START DATASET EXTRACT

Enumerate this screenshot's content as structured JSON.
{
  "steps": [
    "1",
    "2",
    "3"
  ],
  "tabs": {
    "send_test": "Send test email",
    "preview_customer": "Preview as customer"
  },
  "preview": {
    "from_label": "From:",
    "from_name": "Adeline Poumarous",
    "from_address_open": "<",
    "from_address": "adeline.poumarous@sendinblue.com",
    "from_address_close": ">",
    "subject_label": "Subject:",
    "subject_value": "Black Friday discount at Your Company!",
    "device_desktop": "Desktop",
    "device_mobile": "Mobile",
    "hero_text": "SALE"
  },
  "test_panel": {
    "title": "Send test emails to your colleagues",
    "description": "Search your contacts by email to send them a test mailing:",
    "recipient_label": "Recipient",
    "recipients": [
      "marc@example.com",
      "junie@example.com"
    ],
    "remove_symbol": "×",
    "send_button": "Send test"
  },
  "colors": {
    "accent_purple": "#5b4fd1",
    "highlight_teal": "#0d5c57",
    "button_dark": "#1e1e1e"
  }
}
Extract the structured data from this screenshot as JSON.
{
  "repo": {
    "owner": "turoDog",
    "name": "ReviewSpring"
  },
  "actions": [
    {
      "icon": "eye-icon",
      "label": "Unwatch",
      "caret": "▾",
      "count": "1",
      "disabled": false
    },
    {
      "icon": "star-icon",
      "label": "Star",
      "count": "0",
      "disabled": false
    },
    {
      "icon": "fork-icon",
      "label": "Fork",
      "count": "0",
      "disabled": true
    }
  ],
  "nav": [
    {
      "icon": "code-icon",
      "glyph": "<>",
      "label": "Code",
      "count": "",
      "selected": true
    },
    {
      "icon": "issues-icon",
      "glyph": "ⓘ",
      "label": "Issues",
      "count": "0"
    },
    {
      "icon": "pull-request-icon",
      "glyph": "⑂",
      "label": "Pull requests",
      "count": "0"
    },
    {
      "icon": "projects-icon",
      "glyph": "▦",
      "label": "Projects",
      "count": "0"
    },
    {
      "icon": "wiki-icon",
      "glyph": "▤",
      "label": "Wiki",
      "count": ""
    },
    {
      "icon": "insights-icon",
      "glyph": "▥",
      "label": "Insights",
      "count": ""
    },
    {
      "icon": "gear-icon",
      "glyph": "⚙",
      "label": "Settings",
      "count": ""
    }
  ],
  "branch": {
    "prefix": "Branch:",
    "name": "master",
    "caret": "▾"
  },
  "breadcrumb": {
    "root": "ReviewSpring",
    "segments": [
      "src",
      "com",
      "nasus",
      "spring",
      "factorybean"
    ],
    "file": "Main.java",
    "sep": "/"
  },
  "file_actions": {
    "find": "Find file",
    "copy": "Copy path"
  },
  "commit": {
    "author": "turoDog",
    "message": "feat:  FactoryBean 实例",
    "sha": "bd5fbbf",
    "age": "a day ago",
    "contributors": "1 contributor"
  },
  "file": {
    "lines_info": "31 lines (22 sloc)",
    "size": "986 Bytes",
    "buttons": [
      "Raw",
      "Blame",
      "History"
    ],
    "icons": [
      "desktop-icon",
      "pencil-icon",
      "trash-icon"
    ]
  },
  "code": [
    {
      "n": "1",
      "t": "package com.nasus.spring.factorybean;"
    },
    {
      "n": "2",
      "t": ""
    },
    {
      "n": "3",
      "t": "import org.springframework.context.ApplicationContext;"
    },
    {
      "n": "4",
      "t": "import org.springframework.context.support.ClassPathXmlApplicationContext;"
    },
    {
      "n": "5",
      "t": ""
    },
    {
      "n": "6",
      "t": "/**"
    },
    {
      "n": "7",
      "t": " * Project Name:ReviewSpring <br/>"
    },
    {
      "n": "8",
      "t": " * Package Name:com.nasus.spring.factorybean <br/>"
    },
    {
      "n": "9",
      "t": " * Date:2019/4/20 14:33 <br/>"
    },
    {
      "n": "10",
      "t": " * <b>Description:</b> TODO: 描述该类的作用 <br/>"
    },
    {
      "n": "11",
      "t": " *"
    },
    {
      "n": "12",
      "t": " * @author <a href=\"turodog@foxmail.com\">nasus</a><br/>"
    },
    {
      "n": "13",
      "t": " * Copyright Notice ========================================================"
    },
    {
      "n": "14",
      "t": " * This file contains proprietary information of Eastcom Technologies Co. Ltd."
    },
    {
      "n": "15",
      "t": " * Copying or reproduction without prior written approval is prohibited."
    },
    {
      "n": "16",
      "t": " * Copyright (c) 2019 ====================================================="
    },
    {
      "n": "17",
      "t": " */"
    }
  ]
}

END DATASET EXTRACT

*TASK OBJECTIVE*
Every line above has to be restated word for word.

*RESPONSE FOR THIS EXERCISE*
Enumerate this screenshot's content as structured JSON.
{
  "steps": [
    "1",
    "2",
    "3"
  ],
  "tabs": {
    "send_test": "Send test email",
    "preview_customer": "Preview as customer"
  },
  "preview": {
    "from_label": "From:",
    "from_name": "Adeline Poumarous",
    "from_address_open": "<",
    "from_address": "adeline.poumarous@sendinblue.com",
    "from_address_close": ">",
    "subject_label": "Subject:",
    "subject_value": "Black Friday discount at Your Company!",
    "device_desktop": "Desktop",
    "device_mobile": "Mobile",
    "hero_text": "SALE"
  },
  "test_panel": {
    "title": "Send test emails to your colleagues",
    "description": "Search your contacts by email to send them a test mailing:",
    "recipient_label": "Recipient",
    "recipients": [
      "marc@example.com",
      "junie@example.com"
    ],
    "remove_symbol": "×",
    "send_button": "Send test"
  },
  "colors": {
    "accent_purple": "#5b4fd1",
    "highlight_teal": "#0d5c57",
    "button_dark": "#1e1e1e"
  }
}
Extract the structured data from this screenshot as JSON.
{
  "repo": {
    "owner": "turoDog",
    "name": "ReviewSpring"
  },
  "actions": [
    {
      "icon": "eye-icon",
      "label": "Unwatch",
      "caret": "▾",
      "count": "1",
      "disabled": false
    },
    {
      "icon": "star-icon",
      "label": "Star",
      "count": "0",
      "disabled": false
    },
    {
      "icon": "fork-icon",
      "label": "Fork",
      "count": "0",
      "disabled": true
    }
  ],
  "nav": [
    {
      "icon": "code-icon",
      "glyph": "<>",
      "label": "Code",
      "count": "",
      "selected": true
    },
    {
      "icon": "issues-icon",
      "glyph": "ⓘ",
      "label": "Issues",
      "count": "0"
    },
    {
      "icon": "pull-request-icon",
      "glyph": "⑂",
      "label": "Pull requests",
      "count": "0"
    },
    {
      "icon": "projects-icon",
      "glyph": "▦",
      "label": "Projects",
      "count": "0"
    },
    {
      "icon": "wiki-icon",
      "glyph": "▤",
      "label": "Wiki",
      "count": ""
    },
    {
      "icon": "insights-icon",
      "glyph": "▥",
      "label": "Insights",
      "count": ""
    },
    {
      "icon": "gear-icon",
      "glyph": "⚙",
      "label": "Settings",
      "count": ""
    }
  ],
  "branch": {
    "prefix": "Branch:",
    "name": "master",
    "caret": "▾"
  },
  "breadcrumb": {
    "root": "ReviewSpring",
    "segments": [
      "src",
      "com",
      "nasus",
      "spring",
      "factorybean"
    ],
    "file": "Main.java",
    "sep": "/"
  },
  "file_actions": {
    "find": "Find file",
    "copy": "Copy path"
  },
  "commit": {
    "author": "turoDog",
    "message": "feat:  FactoryBean 实例",
    "sha": "bd5fbbf",
    "age": "a day ago",
    "contributors": "1 contributor"
  },
  "file": {
    "lines_info": "31 lines (22 sloc)",
    "size": "986 Bytes",
    "buttons": [
      "Raw",
      "Blame",
      "History"
    ],
    "icons": [
      "desktop-icon",
      "pencil-icon",
      "trash-icon"
    ]
  },
  "code": [
    {
      "n": "1",
      "t": "package com.nasus.spring.factorybean;"
    },
    {
      "n": "2",
      "t": ""
    },
    {
      "n": "3",
      "t": "import org.springframework.context.ApplicationContext;"
    },
    {
      "n": "4",
      "t": "import org.springframework.context.support.ClassPathXmlApplicationContext;"
    },
    {
      "n": "5",
      "t": ""
    },
    {
      "n": "6",
      "t": "/**"
    },
    {
      "n": "7",
      "t": " * Project Name:ReviewSpring <br/>"
    },
    {
      "n": "8",
      "t": " * Package Name:com.nasus.spring.factorybean <br/>"
    },
    {
      "n": "9",
      "t": " * Date:2019/4/20 14:33 <br/>"
    },
    {
      "n": "10",
      "t": " * <b>Description:</b> TODO: 描述该类的作用 <br/>"
    },
    {
      "n": "11",
      "t": " *"
    },
    {
      "n": "12",
      "t": " * @author <a href=\"turodog@foxmail.com\">nasus</a><br/>"
    },
    {
      "n": "13",
      "t": " * Copyright Notice ========================================================"
    },
    {
      "n": "14",
      "t": " * This file contains proprietary information of Eastcom Technologies Co. Ltd."
    },
    {
      "n": "15",
      "t": " * Copying or reproduction without prior written approval is prohibited."
    },
    {
      "n": "16",
      "t": " * Copyright (c) 2019 ====================================================="
    },
    {
      "n": "17",
      "t": " */"
    }
  ]
}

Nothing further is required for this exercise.